But though he thought he’d left behind the politics, Karolyi discovers that while somewhat different, American gymnastics was filled with politics all the same. Jealousy and maneuvering was not exclusive to Communist Rumania. Through all his struggles, his yelling matches, his fights with convention, it is clear that though his methods may be questionable to some, he truly cares about his gymnasts–his little guys, as he calls them. 

There is something touching about reading his account (an admittedly one-sided view of his methods) and finally getting to see the man behind the reputation. Even if you dislike his policies you can’t help but admire his strength and tenaciousness. 

Unfortunately, this book is from 1994, so there are questions left unanswered and events unaddressed. Hopefully a newer version will be published to include the last 15 years during which time many big things happened (including Kerri Strug’s 1996 Olympic performance on an injured foot).

I would also recommend this book to anyone who wants to understand more about the politics and power behind gymnastics.
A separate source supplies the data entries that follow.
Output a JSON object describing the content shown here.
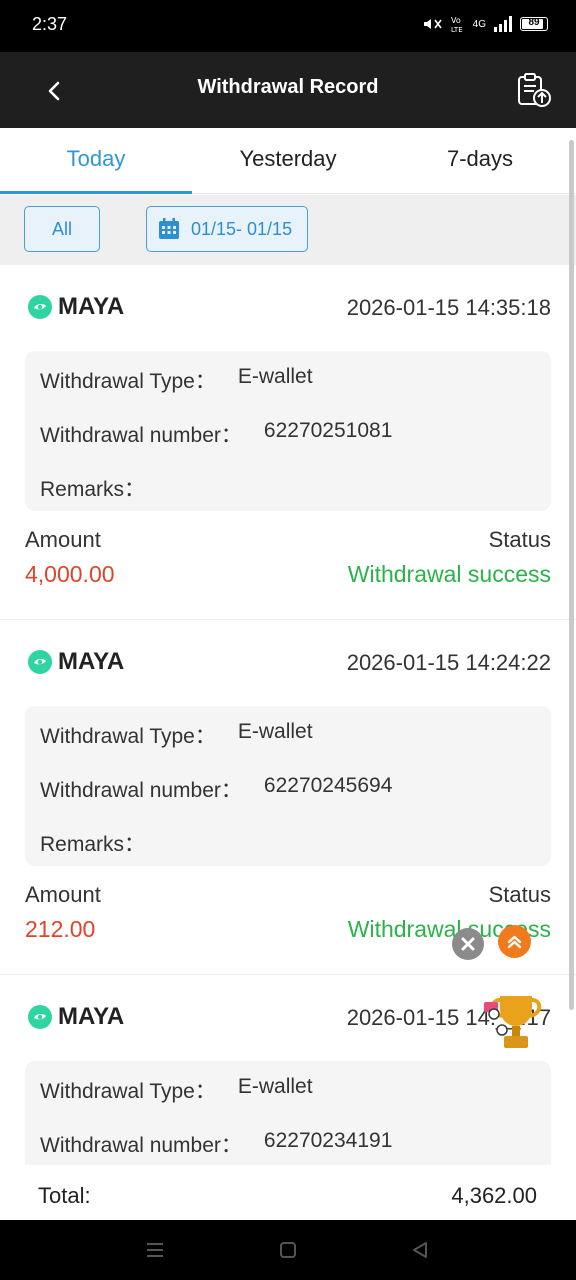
{
  "status_bar": {
    "time": "2:37",
    "network": "4G",
    "battery": "89",
    "battery_level": 0.89
  },
  "header": {
    "title": "Withdrawal Record",
    "back_icon": "chevron-left-icon",
    "right_icon": "clipboard-upload-icon"
  },
  "tabs": [
    {
      "label": "Today",
      "active": true
    },
    {
      "label": "Yesterday",
      "active": false
    },
    {
      "label": "7-days",
      "active": false
    }
  ],
  "filters": {
    "all_label": "All",
    "date_range": "01/15- 01/15",
    "date_icon": "calendar-icon"
  },
  "labels": {
    "withdrawal_type": "Withdrawal Type：",
    "withdrawal_number": "Withdrawal number：",
    "remarks": "Remarks：",
    "amount": "Amount",
    "status": "Status"
  },
  "records": [
    {
      "brand": "MAYA",
      "datetime": "2026-01-15 14:35:18",
      "type": "E-wallet",
      "number": "62270251081",
      "remarks": "",
      "amount": "4,000.00",
      "status": "Withdrawal success"
    },
    {
      "brand": "MAYA",
      "datetime": "2026-01-15 14:24:22",
      "type": "E-wallet",
      "number": "62270245694",
      "remarks": "",
      "amount": "212.00",
      "status": "Withdrawal success"
    },
    {
      "brand": "MAYA",
      "datetime": "2026-01-15 14:__:17",
      "type": "E-wallet",
      "number": "62270234191",
      "remarks": "",
      "amount": "",
      "status": ""
    }
  ],
  "total": {
    "label": "Total:",
    "value": "4,362.00"
  },
  "colors": {
    "accent": "#2d97d8",
    "amount": "#e0442b",
    "success": "#2bb34a",
    "maya": "#2fd5a0",
    "header_bg": "#1f1f1f"
  }
}
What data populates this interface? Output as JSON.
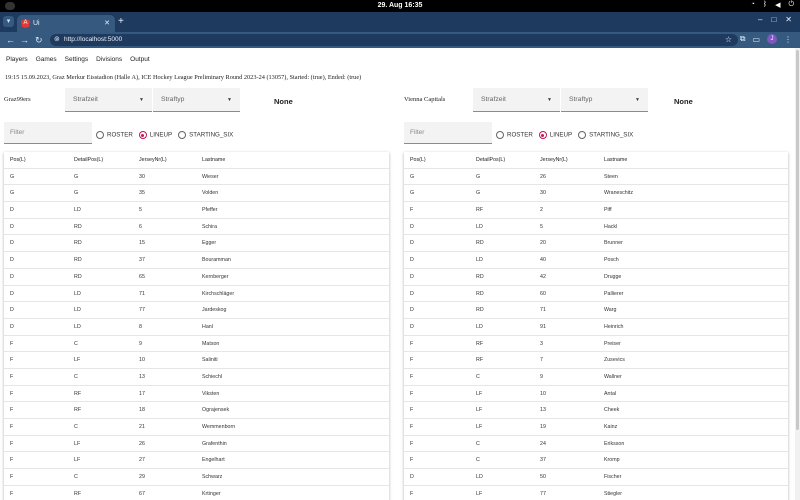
{
  "os": {
    "clock": "29. Aug 16:35"
  },
  "browser": {
    "tab_title": "Ui",
    "url": "http://localhost:5000"
  },
  "menu": [
    "Players",
    "Games",
    "Settings",
    "Divisions",
    "Output"
  ],
  "game_info": "19:15 15.09.2023, Graz Merkur Eisstadion (Halle A), ICE Hockey League Preliminary Round 2023-24 (13057), Started: (true), Ended: (true)",
  "common": {
    "strafzeit": "Strafzeit",
    "straftyp": "Straftyp",
    "none": "None",
    "filter_placeholder": "Filter",
    "roster": "ROSTER",
    "lineup": "LINEUP",
    "starting_six": "STARTING_SIX",
    "headers": [
      "Pos(L)",
      "DetailPos(L)",
      "JerseyNr(L)",
      "Lastname"
    ]
  },
  "teams": [
    {
      "name": "Graz99ers",
      "selected_mode": "LINEUP",
      "rows": [
        [
          "G",
          "G",
          "30",
          "Wieser"
        ],
        [
          "G",
          "G",
          "35",
          "Volden"
        ],
        [
          "D",
          "LD",
          "5",
          "Pfeffer"
        ],
        [
          "D",
          "RD",
          "6",
          "Schira"
        ],
        [
          "D",
          "RD",
          "15",
          "Egger"
        ],
        [
          "D",
          "RD",
          "37",
          "Bouramman"
        ],
        [
          "D",
          "RD",
          "65",
          "Kernberger"
        ],
        [
          "D",
          "LD",
          "71",
          "Kirchschläger"
        ],
        [
          "D",
          "LD",
          "77",
          "Jardeskog"
        ],
        [
          "D",
          "LD",
          "8",
          "Hanl"
        ],
        [
          "F",
          "C",
          "9",
          "Matson"
        ],
        [
          "F",
          "LF",
          "10",
          "Saliniti"
        ],
        [
          "F",
          "C",
          "13",
          "Schiechl"
        ],
        [
          "F",
          "RF",
          "17",
          "Viksten"
        ],
        [
          "F",
          "RF",
          "18",
          "Ograjensek"
        ],
        [
          "F",
          "C",
          "21",
          "Wemmenborn"
        ],
        [
          "F",
          "LF",
          "26",
          "Grafenthin"
        ],
        [
          "F",
          "LF",
          "27",
          "Engelhart"
        ],
        [
          "F",
          "C",
          "29",
          "Schwarz"
        ],
        [
          "F",
          "RF",
          "67",
          "Krtinger"
        ]
      ]
    },
    {
      "name": "Vienna Capitals",
      "selected_mode": "LINEUP",
      "rows": [
        [
          "G",
          "G",
          "26",
          "Steen"
        ],
        [
          "G",
          "G",
          "30",
          "Wraneschitz"
        ],
        [
          "F",
          "RF",
          "2",
          "Piff"
        ],
        [
          "D",
          "LD",
          "5",
          "Hackl"
        ],
        [
          "D",
          "RD",
          "20",
          "Brunner"
        ],
        [
          "D",
          "LD",
          "40",
          "Posch"
        ],
        [
          "D",
          "RD",
          "42",
          "Drugge"
        ],
        [
          "D",
          "RD",
          "60",
          "Pallierer"
        ],
        [
          "D",
          "RD",
          "71",
          "Warg"
        ],
        [
          "D",
          "LD",
          "91",
          "Heinrich"
        ],
        [
          "F",
          "RF",
          "3",
          "Preiser"
        ],
        [
          "F",
          "RF",
          "7",
          "Zusevics"
        ],
        [
          "F",
          "C",
          "9",
          "Wallner"
        ],
        [
          "F",
          "LF",
          "10",
          "Antal"
        ],
        [
          "F",
          "LF",
          "13",
          "Cheek"
        ],
        [
          "F",
          "LF",
          "19",
          "Kainz"
        ],
        [
          "F",
          "C",
          "24",
          "Eriksson"
        ],
        [
          "F",
          "C",
          "37",
          "Kromp"
        ],
        [
          "D",
          "LD",
          "50",
          "Fischer"
        ],
        [
          "F",
          "LF",
          "77",
          "Stiegler"
        ]
      ]
    }
  ]
}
In shows like Make It Or Break It and in movies such as Stick It, these behind the scenes maneuverings are alluded to, but reading Karolyi’s book, you begin to really understand how deeply they run.

Check out the book: Feel No Fear: The Power, Passion, and Politics of a Life in Gymnastics

Chalked Up by Jennifer Sey

Every four years the world turns its focus on the Olympics and gymnastics is put at center stage. No one thinks that being a gymnast is easy. How many people can even conceive of flipping and tumbling and throwing their bodies in the air the way these young girls do? But knowing that being a gymnast is hard isn’t the same as understanding what these girls give up in order to be the best.

There are whispers of abuse and danger. Books like Little Girls In Pretty Boxes reveal some of this world but until 1986 US Champion Jennifer Sey’s Chalked Up it was only a distant, impersonal reality. With Sey’s autobiography we get a chance to really delve into the world of gymnastics and understand what it means to be the best.

Chalked Up shows the abusive coaches, the stage parents, the injuries, but what’s more, it shows the gymnasts. This isn’t simply a tale of finger pointing and accusation. While the coaches can certainly be faulted (for pushing unhealthy weight loss and pushing athletes to compete when not fully healed from injuries) and parents can be blamed (for pushing their kids further and not protecting them from verbal abuse), the girls push themselves just as hard. Kerri Strug is the perfect example. In the 1996 Olympics she competed on vault despite and injured foot, ensuring Team USA’s gold medal. Where most Americans view Kerri Strug’s as an amazing feat for her team, in that competitive world, few gymnasts would not have done the same.

Sey accepts much of the responsibility for her stressful childhood. She emphasizes her own competitive nature, repeating more than once that had it not manifested itself in gymnastics, it would have found its way to something else. “One cannot endure the intensity of the practices, the physical demands, the injuries and the stress of high level competitions unless there is an innate and fiery drive inside.” (California Literary Review, June 2, 2008)

Being a competitive gymnast means dedicating your life, your childhood to the sport, at a very young age. (Bela Karolyi discovered and began to mold Nadia Commenici at age 6.) And rarely with any pay off. Training is expensive and unless you earn medals in the Olympics, you won’t likely earn any money to make up for the deficit. What starts as parents trying to give their children the best, what their children want, suddenly becomes a sacrifice for the whole family. And once you’ve sacrificed so much, how can you risk ending it all? Reading Sey’s portrayal of her family is perhaps as, if not more, fascinating than what she has to say about the coaches.

For anyone who is interested in gymnastics, in what it takes to achieve excellence, this is a book worth reading. It’s honest and shocking, exposing a side of the sport that is often ignored.

What I find most fascinating is that despite everything she’s gone through, Sey says that it was all worth it.

Interested in reading? Buy the book: Chalked Up: My Life in Elite Gymnastics